----- Exercise materials
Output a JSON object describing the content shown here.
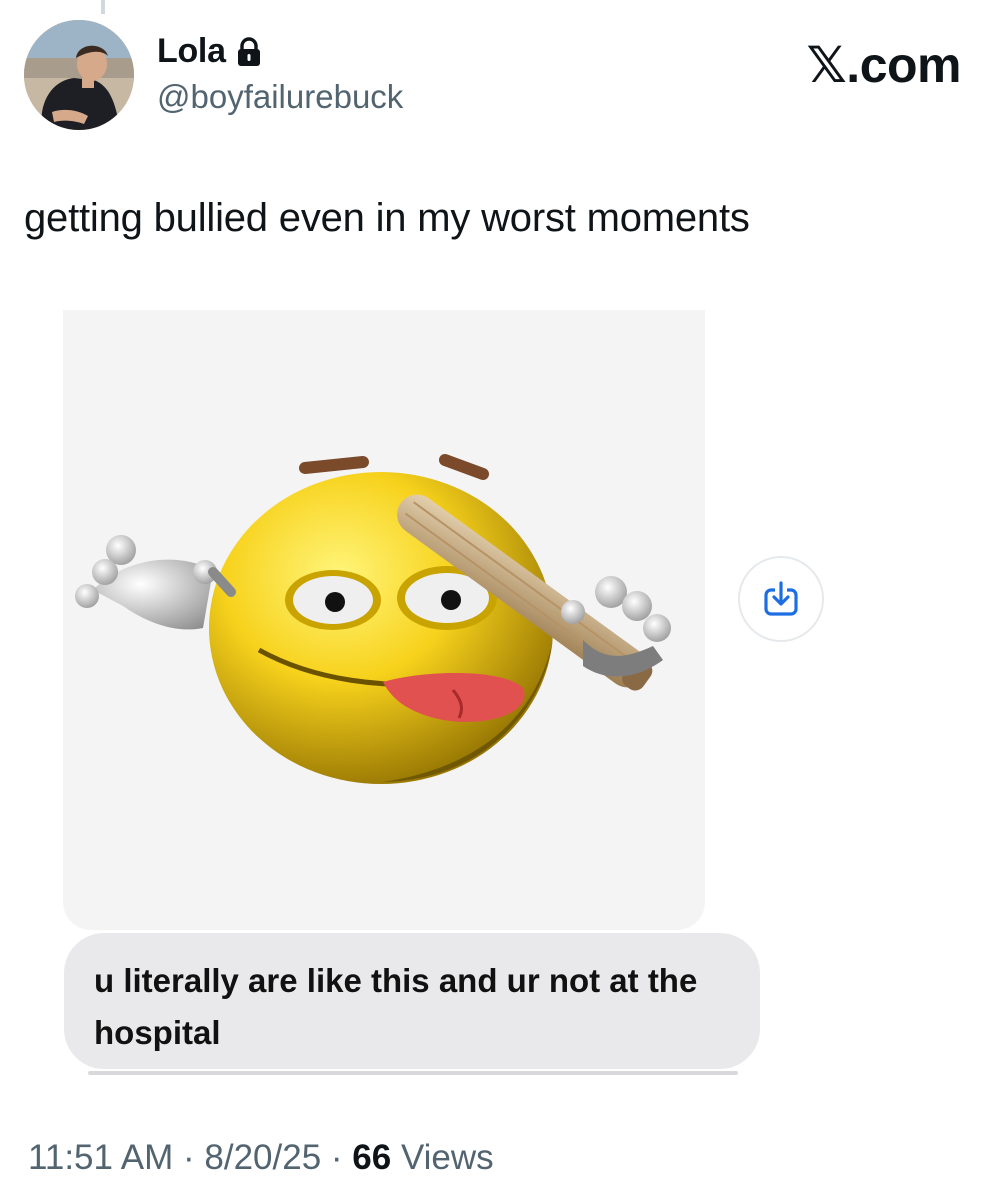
{
  "author": {
    "display_name": "Lola",
    "handle": "@boyfailurebuck",
    "protected_icon": "lock-icon"
  },
  "brand": {
    "prefix": "𝕏",
    "suffix": ".com"
  },
  "tweet": {
    "text": "getting bullied even in my worst moments",
    "message_bubble": "u literally are like this and ur not at the hospital"
  },
  "icons": {
    "save_button": "download-icon",
    "save_color": "#1d6ee3"
  },
  "meta": {
    "time": "11:51 AM",
    "sep1": " · ",
    "date": "8/20/25",
    "sep2": " · ",
    "views_count": "66",
    "views_label": " Views"
  },
  "colors": {
    "secondary_text": "#536471",
    "bubble": "#e9e9eb",
    "emoji_yellow": "#f7d21c"
  }
}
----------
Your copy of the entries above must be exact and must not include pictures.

§ Answer to this exercise
Output a JSON object describing the content shown here.
{
  "author": {
    "display_name": "Lola",
    "handle": "@boyfailurebuck",
    "protected_icon": "lock-icon"
  },
  "brand": {
    "prefix": "𝕏",
    "suffix": ".com"
  },
  "tweet": {
    "text": "getting bullied even in my worst moments",
    "message_bubble": "u literally are like this and ur not at the hospital"
  },
  "icons": {
    "save_button": "download-icon",
    "save_color": "#1d6ee3"
  },
  "meta": {
    "time": "11:51 AM",
    "sep1": " · ",
    "date": "8/20/25",
    "sep2": " · ",
    "views_count": "66",
    "views_label": " Views"
  },
  "colors": {
    "secondary_text": "#536471",
    "bubble": "#e9e9eb",
    "emoji_yellow": "#f7d21c"
  }
}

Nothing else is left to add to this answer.